Optus & Vodaphone is also spreading fast network.

Network Optimization

Network optimization comprises the tools, technology, services help to improve & update. In March 2007, there were approximately 4.33 million broadband subscribers in Australia and 2.09 million narrowband subscribers. Between December 2007 and June 2008 there was an increase in the number of wireless internet subscribers from 433,000 to 809,000.

Customers on connection speeds of 1.5 Mbit/s have increased from 2.47 million (37% of total) in December 2007 to 3.10 million (43% of total) in June 2008.[53] In December 2008 there were 7.996 million Internet subscribers representing a year-on-year increase of 13%.

There was a decrease of 30% in the number of dial internet subscribers, and an increase of 28% in the number of non-dial subscribers. Currently, Australia has a theoretical 5637734.4 Mbit/s of transpacific bandwidth, however lit capacity is much less. Research is added additionally

Broadband Services Dec 2016 Broadband type Number connections Total Internet services13.461 millionDSL4.716 millionCable1.048 millionFibre1.431 millionSatellite76,000Wireless6.109 millionOther1000

 

Year Internet access Broadband Internet access 199816%N/A199922%N/A200032%N/A200142%N/A.200246%N/A.200353%N/a.2004–0556%16%2005–0660%28%2006–0764%43%2007–0867%52%2009–1072%62%2010–1179%73%2012-1383%77%2014-201586%N/A

Source Used: https://en.wikipedia.org

 

Frequently Asked Questions

What is the difference between LAN & WAN?

LAN may be a network that covers a little geographical area, sort of a home, office, or group of buildings. WAN may be a network that covers a broad area. For instance, any network whose communications links cross-regional and metropolitan boundaries over an extended distance.

What is the difference between ‘Generation based cellular network’?

The main difference between the 2 mobile telephone systems (1G and 2G), is that the radio signals employed by 1G network are analog, while 2G networks are digital. Main motive of this generation was to supply secure and reliable channel. During 2G Cellular phones are used for data also alongside voice.

 

Apparently, day by increase of network construction area is opening new doors the more it is upgrading tools, mediums. Already South Korea, United States, China are the country’s leading in the front line by entering the world of 5G network.
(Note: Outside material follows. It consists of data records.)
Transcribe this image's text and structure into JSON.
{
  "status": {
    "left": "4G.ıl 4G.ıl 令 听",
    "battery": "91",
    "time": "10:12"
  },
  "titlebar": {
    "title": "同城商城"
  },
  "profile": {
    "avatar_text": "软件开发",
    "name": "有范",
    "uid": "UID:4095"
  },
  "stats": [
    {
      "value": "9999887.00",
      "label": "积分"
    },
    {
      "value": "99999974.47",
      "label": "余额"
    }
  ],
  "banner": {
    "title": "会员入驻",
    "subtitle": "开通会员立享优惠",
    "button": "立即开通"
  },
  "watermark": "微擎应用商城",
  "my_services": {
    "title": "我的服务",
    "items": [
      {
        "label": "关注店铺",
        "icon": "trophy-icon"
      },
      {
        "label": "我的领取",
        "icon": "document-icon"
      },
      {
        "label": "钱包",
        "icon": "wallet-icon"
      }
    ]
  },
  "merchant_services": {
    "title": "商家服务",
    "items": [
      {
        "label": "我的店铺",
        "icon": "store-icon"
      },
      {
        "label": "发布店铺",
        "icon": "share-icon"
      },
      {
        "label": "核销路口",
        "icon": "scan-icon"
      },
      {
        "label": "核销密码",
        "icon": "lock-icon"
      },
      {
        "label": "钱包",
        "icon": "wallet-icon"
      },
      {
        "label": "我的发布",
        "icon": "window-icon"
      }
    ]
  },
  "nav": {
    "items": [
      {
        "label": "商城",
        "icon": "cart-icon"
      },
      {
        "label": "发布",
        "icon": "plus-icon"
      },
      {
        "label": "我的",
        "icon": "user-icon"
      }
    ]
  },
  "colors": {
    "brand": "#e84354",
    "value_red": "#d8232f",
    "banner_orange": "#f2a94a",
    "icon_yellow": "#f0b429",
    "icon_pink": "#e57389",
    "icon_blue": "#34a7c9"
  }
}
So, network optimization has already started reaching that level. Australia is also walking in that foot line. According to the minister for communication, Cyber safety and the arts, Paul Fletcher MP has declared that 2021 would be Australia’s ‘Year of 5G’.